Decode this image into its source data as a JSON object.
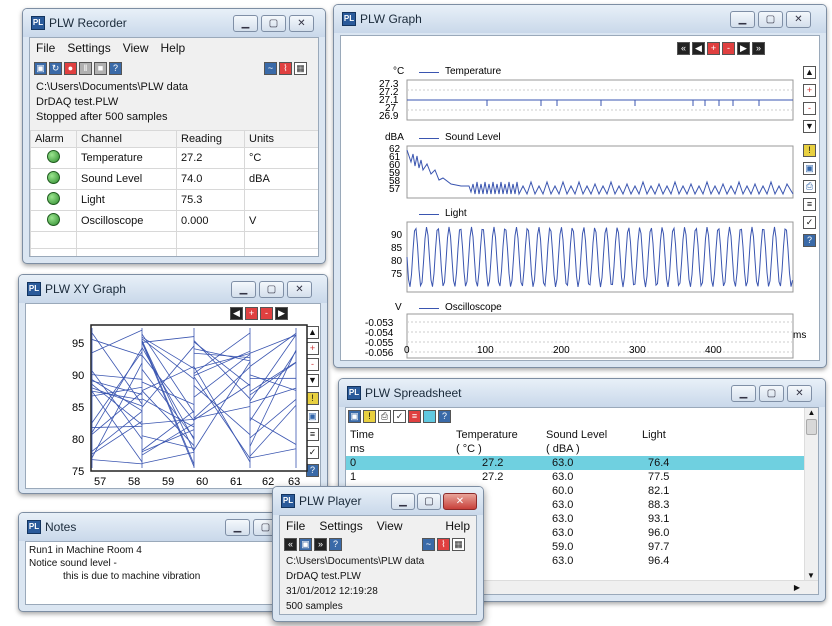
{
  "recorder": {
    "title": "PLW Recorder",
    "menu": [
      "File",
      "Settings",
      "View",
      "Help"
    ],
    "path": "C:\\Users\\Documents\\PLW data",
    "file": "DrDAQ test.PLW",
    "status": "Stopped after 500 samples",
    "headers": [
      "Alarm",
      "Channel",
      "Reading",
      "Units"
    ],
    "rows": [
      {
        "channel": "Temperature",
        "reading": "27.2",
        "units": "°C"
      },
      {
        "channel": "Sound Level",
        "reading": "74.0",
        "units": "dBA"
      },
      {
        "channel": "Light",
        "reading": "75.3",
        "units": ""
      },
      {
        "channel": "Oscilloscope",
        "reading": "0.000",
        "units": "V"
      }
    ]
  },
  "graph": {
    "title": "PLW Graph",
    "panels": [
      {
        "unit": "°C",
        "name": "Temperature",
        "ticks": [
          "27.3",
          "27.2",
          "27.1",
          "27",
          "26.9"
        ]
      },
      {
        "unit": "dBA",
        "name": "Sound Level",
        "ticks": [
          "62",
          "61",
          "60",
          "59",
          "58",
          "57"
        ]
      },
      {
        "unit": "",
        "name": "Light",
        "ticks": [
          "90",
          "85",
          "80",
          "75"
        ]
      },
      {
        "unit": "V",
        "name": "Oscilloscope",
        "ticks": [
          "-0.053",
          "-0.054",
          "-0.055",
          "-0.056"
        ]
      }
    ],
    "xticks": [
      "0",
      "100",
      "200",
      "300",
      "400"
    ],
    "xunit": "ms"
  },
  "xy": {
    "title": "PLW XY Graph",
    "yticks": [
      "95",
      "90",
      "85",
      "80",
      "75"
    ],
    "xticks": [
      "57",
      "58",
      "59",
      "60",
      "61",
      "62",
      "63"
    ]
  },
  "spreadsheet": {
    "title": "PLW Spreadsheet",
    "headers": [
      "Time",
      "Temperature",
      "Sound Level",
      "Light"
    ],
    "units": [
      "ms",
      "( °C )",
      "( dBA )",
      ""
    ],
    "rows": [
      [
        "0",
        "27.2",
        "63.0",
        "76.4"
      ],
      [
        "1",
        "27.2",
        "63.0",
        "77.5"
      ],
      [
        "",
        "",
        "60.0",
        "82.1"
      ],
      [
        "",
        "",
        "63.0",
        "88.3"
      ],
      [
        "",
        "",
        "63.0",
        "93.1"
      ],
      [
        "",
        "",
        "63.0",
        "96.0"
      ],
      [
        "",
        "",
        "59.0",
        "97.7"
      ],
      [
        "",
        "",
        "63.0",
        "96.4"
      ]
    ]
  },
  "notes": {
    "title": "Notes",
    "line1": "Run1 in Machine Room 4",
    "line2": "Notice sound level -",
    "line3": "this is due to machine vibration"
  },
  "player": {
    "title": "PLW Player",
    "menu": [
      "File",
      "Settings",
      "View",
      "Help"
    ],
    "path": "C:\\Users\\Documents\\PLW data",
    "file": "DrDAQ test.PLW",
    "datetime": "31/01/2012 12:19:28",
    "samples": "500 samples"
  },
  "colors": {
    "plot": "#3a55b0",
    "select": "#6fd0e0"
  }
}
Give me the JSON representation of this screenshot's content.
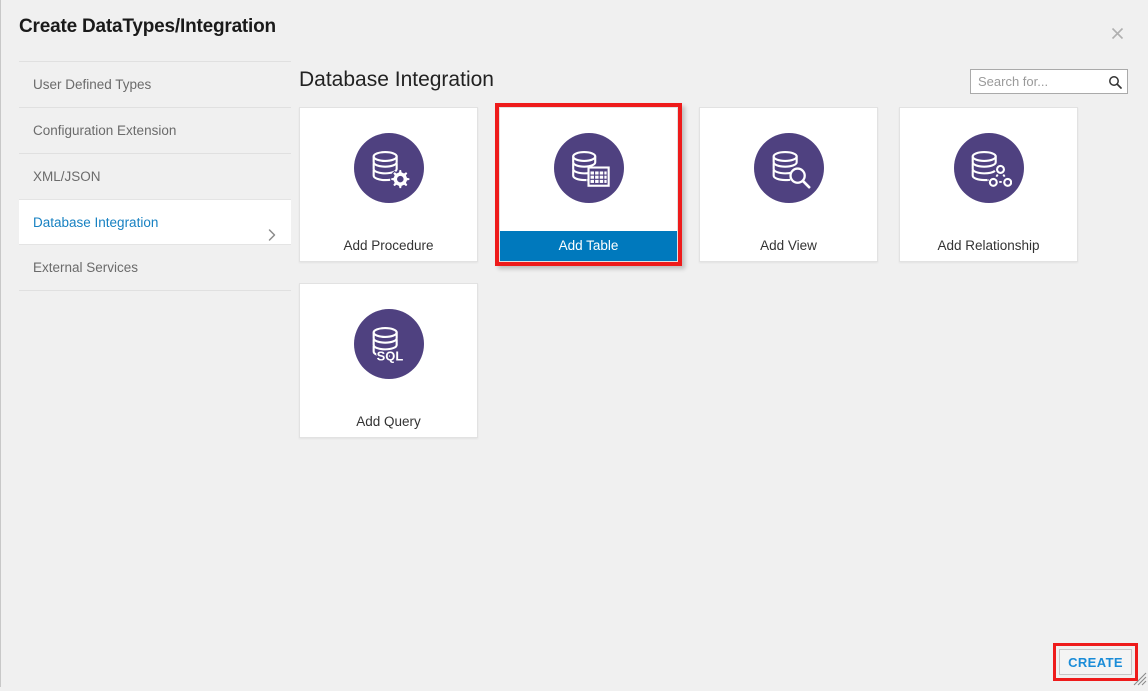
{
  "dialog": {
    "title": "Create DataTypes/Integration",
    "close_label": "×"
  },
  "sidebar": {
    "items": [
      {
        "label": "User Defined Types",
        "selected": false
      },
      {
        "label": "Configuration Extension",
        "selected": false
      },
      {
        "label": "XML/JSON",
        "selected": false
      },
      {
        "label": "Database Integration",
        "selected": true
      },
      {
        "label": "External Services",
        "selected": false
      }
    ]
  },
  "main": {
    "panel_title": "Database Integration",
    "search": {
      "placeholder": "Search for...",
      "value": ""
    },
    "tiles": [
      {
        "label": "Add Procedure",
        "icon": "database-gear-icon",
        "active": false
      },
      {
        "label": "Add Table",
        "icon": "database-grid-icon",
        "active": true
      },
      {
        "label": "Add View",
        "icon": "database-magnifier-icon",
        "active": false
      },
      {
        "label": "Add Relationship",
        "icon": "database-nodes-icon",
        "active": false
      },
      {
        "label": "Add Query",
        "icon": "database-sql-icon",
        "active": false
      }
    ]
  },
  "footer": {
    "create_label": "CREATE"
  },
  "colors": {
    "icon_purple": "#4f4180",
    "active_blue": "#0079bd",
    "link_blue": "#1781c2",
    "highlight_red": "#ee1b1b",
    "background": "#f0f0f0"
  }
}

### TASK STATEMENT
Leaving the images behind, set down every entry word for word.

### WRITTEN SOLUTION
Decode this image into its source data as a JSON object.
{
  "recorder": {
    "title": "PLW Recorder",
    "menu": [
      "File",
      "Settings",
      "View",
      "Help"
    ],
    "path": "C:\\Users\\Documents\\PLW data",
    "file": "DrDAQ test.PLW",
    "status": "Stopped after 500 samples",
    "headers": [
      "Alarm",
      "Channel",
      "Reading",
      "Units"
    ],
    "rows": [
      {
        "channel": "Temperature",
        "reading": "27.2",
        "units": "°C"
      },
      {
        "channel": "Sound Level",
        "reading": "74.0",
        "units": "dBA"
      },
      {
        "channel": "Light",
        "reading": "75.3",
        "units": ""
      },
      {
        "channel": "Oscilloscope",
        "reading": "0.000",
        "units": "V"
      }
    ]
  },
  "graph": {
    "title": "PLW Graph",
    "panels": [
      {
        "unit": "°C",
        "name": "Temperature",
        "ticks": [
          "27.3",
          "27.2",
          "27.1",
          "27",
          "26.9"
        ]
      },
      {
        "unit": "dBA",
        "name": "Sound Level",
        "ticks": [
          "62",
          "61",
          "60",
          "59",
          "58",
          "57"
        ]
      },
      {
        "unit": "",
        "name": "Light",
        "ticks": [
          "90",
          "85",
          "80",
          "75"
        ]
      },
      {
        "unit": "V",
        "name": "Oscilloscope",
        "ticks": [
          "-0.053",
          "-0.054",
          "-0.055",
          "-0.056"
        ]
      }
    ],
    "xticks": [
      "0",
      "100",
      "200",
      "300",
      "400"
    ],
    "xunit": "ms"
  },
  "xy": {
    "title": "PLW XY Graph",
    "yticks": [
      "95",
      "90",
      "85",
      "80",
      "75"
    ],
    "xticks": [
      "57",
      "58",
      "59",
      "60",
      "61",
      "62",
      "63"
    ]
  },
  "spreadsheet": {
    "title": "PLW Spreadsheet",
    "headers": [
      "Time",
      "Temperature",
      "Sound Level",
      "Light"
    ],
    "units": [
      "ms",
      "( °C )",
      "( dBA )",
      ""
    ],
    "rows": [
      [
        "0",
        "27.2",
        "63.0",
        "76.4"
      ],
      [
        "1",
        "27.2",
        "63.0",
        "77.5"
      ],
      [
        "",
        "",
        "60.0",
        "82.1"
      ],
      [
        "",
        "",
        "63.0",
        "88.3"
      ],
      [
        "",
        "",
        "63.0",
        "93.1"
      ],
      [
        "",
        "",
        "63.0",
        "96.0"
      ],
      [
        "",
        "",
        "59.0",
        "97.7"
      ],
      [
        "",
        "",
        "63.0",
        "96.4"
      ]
    ]
  },
  "notes": {
    "title": "Notes",
    "line1": "Run1 in Machine Room 4",
    "line2": "Notice sound level -",
    "line3": "this is due to machine vibration"
  },
  "player": {
    "title": "PLW Player",
    "menu": [
      "File",
      "Settings",
      "View",
      "Help"
    ],
    "path": "C:\\Users\\Documents\\PLW data",
    "file": "DrDAQ test.PLW",
    "datetime": "31/01/2012 12:19:28",
    "samples": "500 samples"
  },
  "colors": {
    "plot": "#3a55b0",
    "select": "#6fd0e0"
  }
}
Give me the JSON representation of this screenshot's content.
{
  "dialog": {
    "title": "Create DataTypes/Integration",
    "close_label": "×"
  },
  "sidebar": {
    "items": [
      {
        "label": "User Defined Types",
        "selected": false
      },
      {
        "label": "Configuration Extension",
        "selected": false
      },
      {
        "label": "XML/JSON",
        "selected": false
      },
      {
        "label": "Database Integration",
        "selected": true
      },
      {
        "label": "External Services",
        "selected": false
      }
    ]
  },
  "main": {
    "panel_title": "Database Integration",
    "search": {
      "placeholder": "Search for...",
      "value": ""
    },
    "tiles": [
      {
        "label": "Add Procedure",
        "icon": "database-gear-icon",
        "active": false
      },
      {
        "label": "Add Table",
        "icon": "database-grid-icon",
        "active": true
      },
      {
        "label": "Add View",
        "icon": "database-magnifier-icon",
        "active": false
      },
      {
        "label": "Add Relationship",
        "icon": "database-nodes-icon",
        "active": false
      },
      {
        "label": "Add Query",
        "icon": "database-sql-icon",
        "active": false
      }
    ]
  },
  "footer": {
    "create_label": "CREATE"
  },
  "colors": {
    "icon_purple": "#4f4180",
    "active_blue": "#0079bd",
    "link_blue": "#1781c2",
    "highlight_red": "#ee1b1b",
    "background": "#f0f0f0"
  }
}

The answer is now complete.